Once registered, you can:

  • - Read additional free articles each month
  • - Comment on articles and featured creative work
  • - Get our curated newsletters delivered to your inbox

By registering you agree to our privacy policy, terms & conditions and to receive occasional emails from Ad Age. You may unsubscribe at any time.

Are you a print subscriber? Activate your account.

Swiss Timing

By Published on .

Recognizing the marketing world's current small-is-beautiful zeitgeist, tiny Zurich shop Walker is aiming to be the fairest of them all. A mere three employees work at Walker's 87-square-meter office in the heart of Zurich's Old Town, but the shop has created a disproportionate impact with its recent work, including one of last year's biggest outdoor ideas, Amnesty International's "It's Not Happening Here. But It Is Happening Now."

Amnesty International Switzerland
Amnesty International Switzerland
More than 200 unique executions in Swiss cities including Zurich, Bern and Geneva superimpose human rights violations over photos of the environment where the poster is placed, forcing viewers to confront once-remote atrocities on their own street corners. Extensive media coverage accelerated the impact of the campaign, which was created, appropriately, within the tiniest of time frames - Walker, along with some pro bono help, finished the project in under a month. "This new way of using a poster did require a flexible and fast coordination with media and production partners," says Pius Walker, Walker founder, creative director and chief strategist. "It's something a small group of people normally does more efficiently."

Amnesty International Switzerland
Amnesty International Switzerland
It's an apt breakout project to help crystallize the three-year-old agency's ethos. "What about if you stay small?" Walker ruminates. "What if you grow your network of independent creatives and strategic planners, and not the size of your agency? This idea benefits from the fact that more and more of the best people in the business are offering their services on a project basis. With big clients today reviewing projects rather than whole accounts, we believe that the whole market is moving toward us." The network Walker speaks of now numbers around 20 collaborators across Europe connected more by philosophical bonds than physical proximity. "What we offer collaborators is a straightforward brief and straightforward payment," Walker says. "In addition, people are left to work wherever they like and work best. What we request in return is outstanding work." A similar methodology is employed in client relationships, stewarded largely by Hans Beer, who became a partner at the agency in 2005, after stints at Lindt & Sprungli and During AG. Walker himself spent his formative years as an art director at agencies including Hamburg's Jung von Matt, Berlin's Scholz & Friends and Leagas Delaney in London before starting Walker on his own in 2003.

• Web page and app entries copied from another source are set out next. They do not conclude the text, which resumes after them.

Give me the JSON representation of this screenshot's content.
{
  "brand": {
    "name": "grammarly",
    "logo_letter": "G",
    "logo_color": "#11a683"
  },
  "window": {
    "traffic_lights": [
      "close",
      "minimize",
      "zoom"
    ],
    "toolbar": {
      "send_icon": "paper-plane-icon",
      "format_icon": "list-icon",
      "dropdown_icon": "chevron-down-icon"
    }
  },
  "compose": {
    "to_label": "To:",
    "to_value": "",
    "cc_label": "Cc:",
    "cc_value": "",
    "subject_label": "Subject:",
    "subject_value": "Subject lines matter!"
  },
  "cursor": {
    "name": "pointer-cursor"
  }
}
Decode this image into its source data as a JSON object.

The Walker principals, painted by Olaf Hayek
The Walker principals, painted by Olaf Hayek
"Every client demands a slightly different kind of work relationship," Walker says. "Because of our size, we can offer more flexibility here as well. Ironically, this leads to solid and long-term work relationships with most of our clients." Clients like Amnesty can't mind when they get free media coverage on multiple continents, as the "It's Not Happening Here" campaign did. Walker believes his network of collaborators enables ideas with a wider reach. "The way we work is actually quite similar to the fundamentals of the web," he says. "If the creative input is global, the output is as well." Walker defines successful work like the Amnesty project as unexpected, good ideas resonating with the culture. "I believe that advertising should make more out of the fact that it can actually surprise people. Every ad we do is a chance to do that. You can't surprise anyone with an ad people already have seen a variation of. Agency routine is not what you want - a successful campaign is a demand to move on and do something different next time. We're launching a new campaign for Amnesty soon, and it will be totally different."

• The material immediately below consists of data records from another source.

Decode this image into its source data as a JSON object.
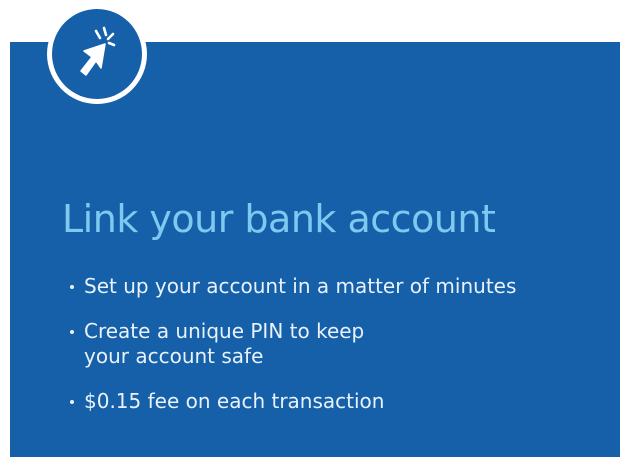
{
  "icon": "cursor-click-icon",
  "colors": {
    "card_bg": "#1560a8",
    "title": "#7fc8f0",
    "text": "#e9f2fb",
    "badge_ring": "#ffffff"
  },
  "title": "Link your bank account",
  "benefits": [
    {
      "lines": [
        "Set up your account in a matter of minutes"
      ]
    },
    {
      "lines": [
        "Create a unique PIN to keep",
        "your account safe"
      ]
    },
    {
      "lines": [
        "$0.15 fee on each transaction"
      ]
    }
  ]
}
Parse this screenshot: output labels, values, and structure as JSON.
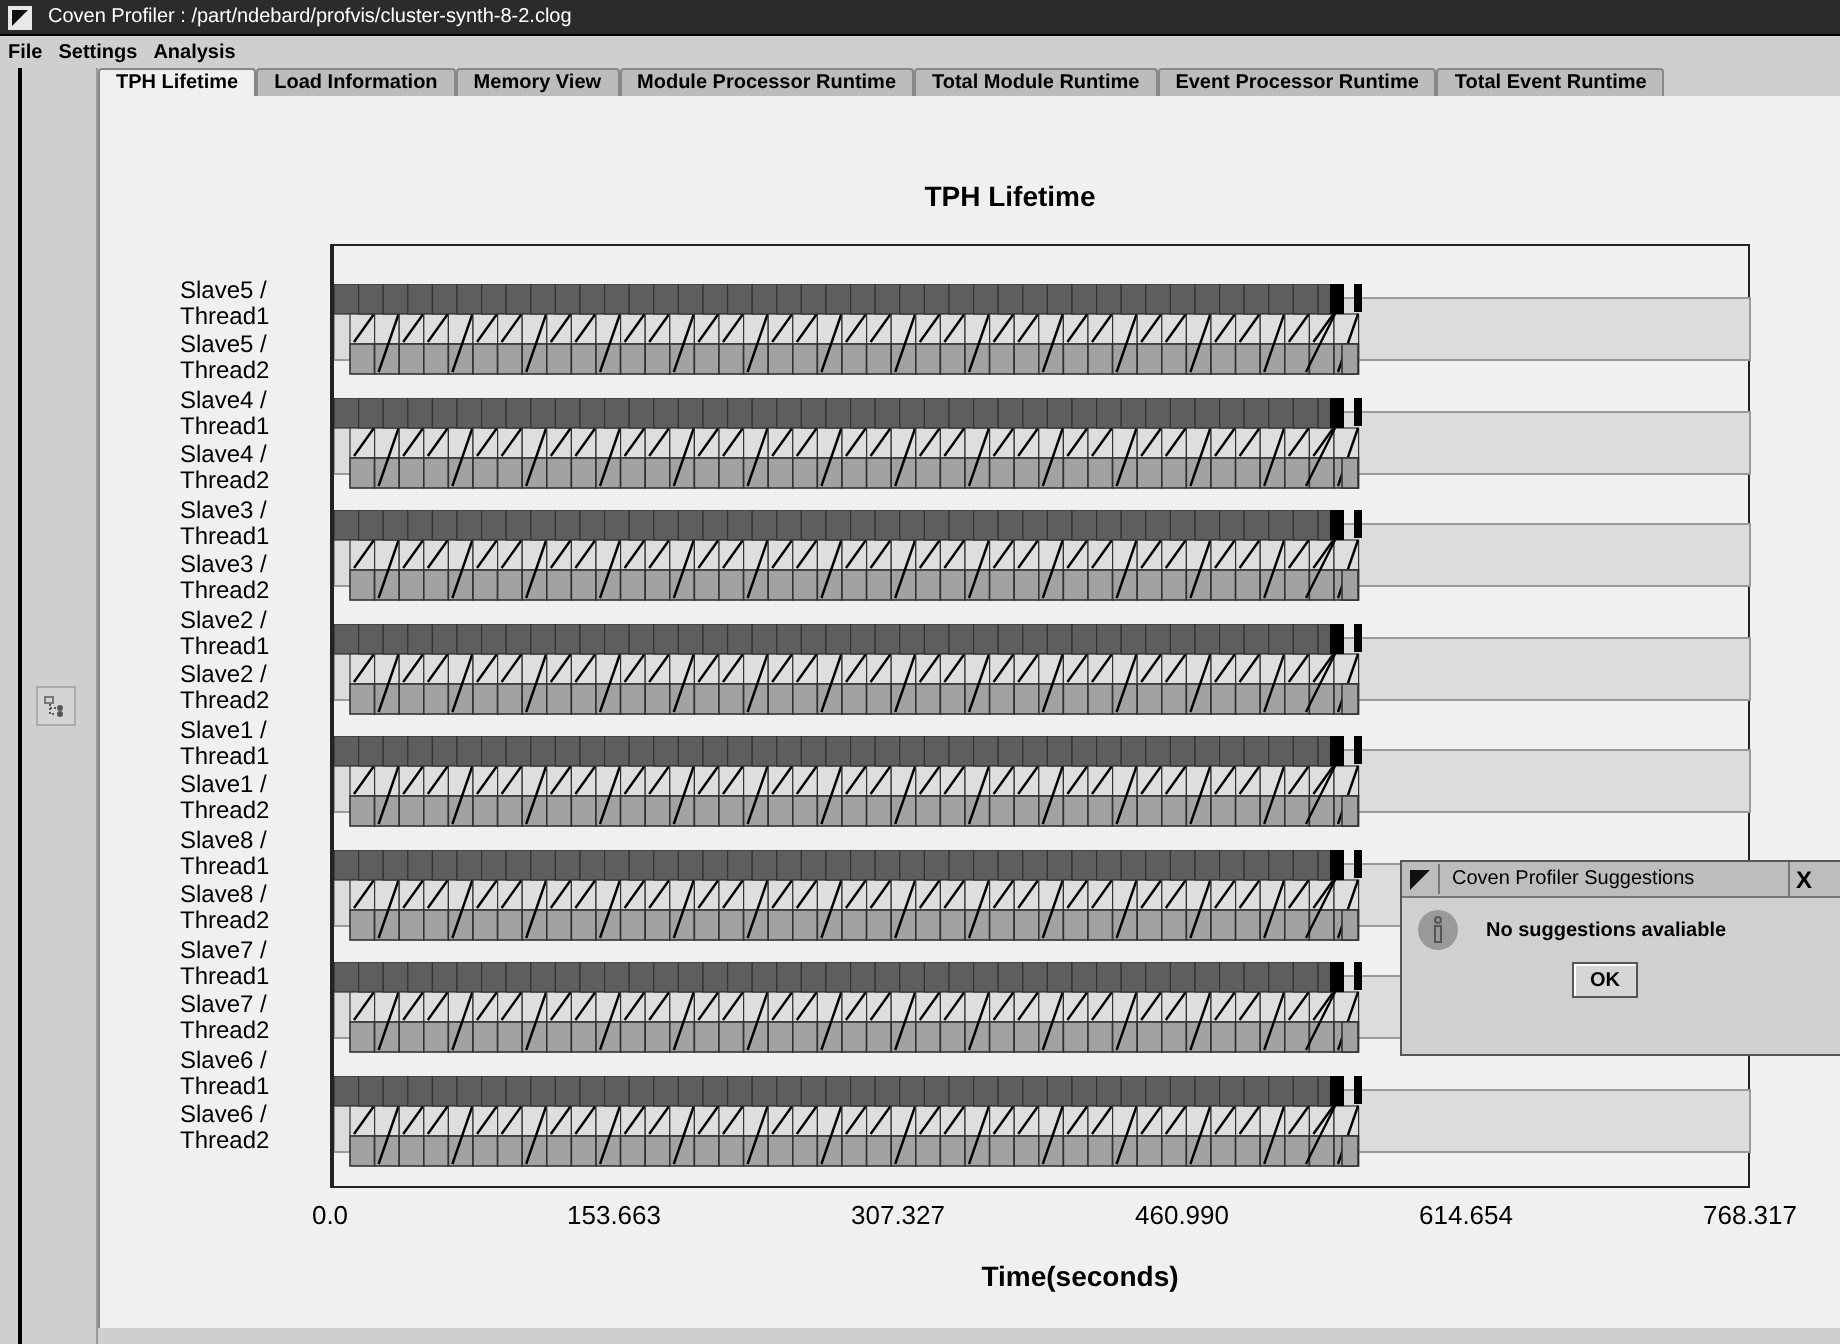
{
  "window": {
    "title": "Coven Profiler : /part/ndebard/profvis/cluster-synth-8-2.clog"
  },
  "menu": [
    "File",
    "Settings",
    "Analysis"
  ],
  "tabs": [
    {
      "label": "TPH Lifetime",
      "selected": true
    },
    {
      "label": "Load Information",
      "selected": false
    },
    {
      "label": "Memory View",
      "selected": false
    },
    {
      "label": "Module Processor Runtime",
      "selected": false
    },
    {
      "label": "Total Module Runtime",
      "selected": false
    },
    {
      "label": "Event Processor Runtime",
      "selected": false
    },
    {
      "label": "Total Event Runtime",
      "selected": false
    }
  ],
  "chart": {
    "title": "TPH Lifetime",
    "xlabel": "Time(seconds)",
    "y_labels": [
      "Slave5 / Thread1",
      "Slave5 / Thread2",
      "Slave4 / Thread1",
      "Slave4 / Thread2",
      "Slave3 / Thread1",
      "Slave3 / Thread2",
      "Slave2 / Thread1",
      "Slave2 / Thread2",
      "Slave1 / Thread1",
      "Slave1 / Thread2",
      "Slave8 / Thread1",
      "Slave8 / Thread2",
      "Slave7 / Thread1",
      "Slave7 / Thread2",
      "Slave6 / Thread1",
      "Slave6 / Thread2"
    ],
    "xticks": [
      "0.0",
      "153.663",
      "307.327",
      "460.990",
      "614.654",
      "768.317"
    ]
  },
  "dialog": {
    "title": "Coven Profiler Suggestions",
    "close": "X",
    "message": "No suggestions avaliable",
    "button": "OK"
  }
}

Add the agency's cheeky work for Fleurop-Interflora - including a series of spots explaining how on Mother's Day it's time to forgive mom for her overzealous and sometimes misdirected parenting - as well as a recent spot directed by The English Patient's Anthony Minghella (see p. 16), and it's clear 2006 was a massive year for little Walker. Regardless, there are no plans for expansion, lest the unofficial itsy-bitsy mantle disappear. "Our goal is to stay the world's smallest advertising agency," Walker says. "This might sound ambitious, but so far the agency has gained more and more business every year without growing bigger." Walker also does work for Passugger, a Swiss mineral water, Powerflame fire tools, Toilet Duck Duckies kid's wipes and Swiss personal trainer organization GetInShape.ch.

In addition to taking a Gold and six Silvers in December's Eurobest Awards (for one of the Fleurop Mother's Day TV spots and the Amnesty work, respectively), Walker was named Newcomer Agency of the Year across German-speaking Europe by German publisher Econ. A panel of clients and journalists added the agency to a list that has included Jung von Matt (a 1992 winner) and Spillman/Felser/Leo Burnett, Zurich (2003). As British actor Bill Bingham says in an audio manifesto delivered to prospective Walker clients on an iPod Shuffle, "When you want big ideas, you don't go to a big company, you go to a small company. So you get a big idea with a small bill, not a small idea with a big bill." It's an attitude, it seems, that marketers are increasingly agreeing with.

Most Popular
In this article: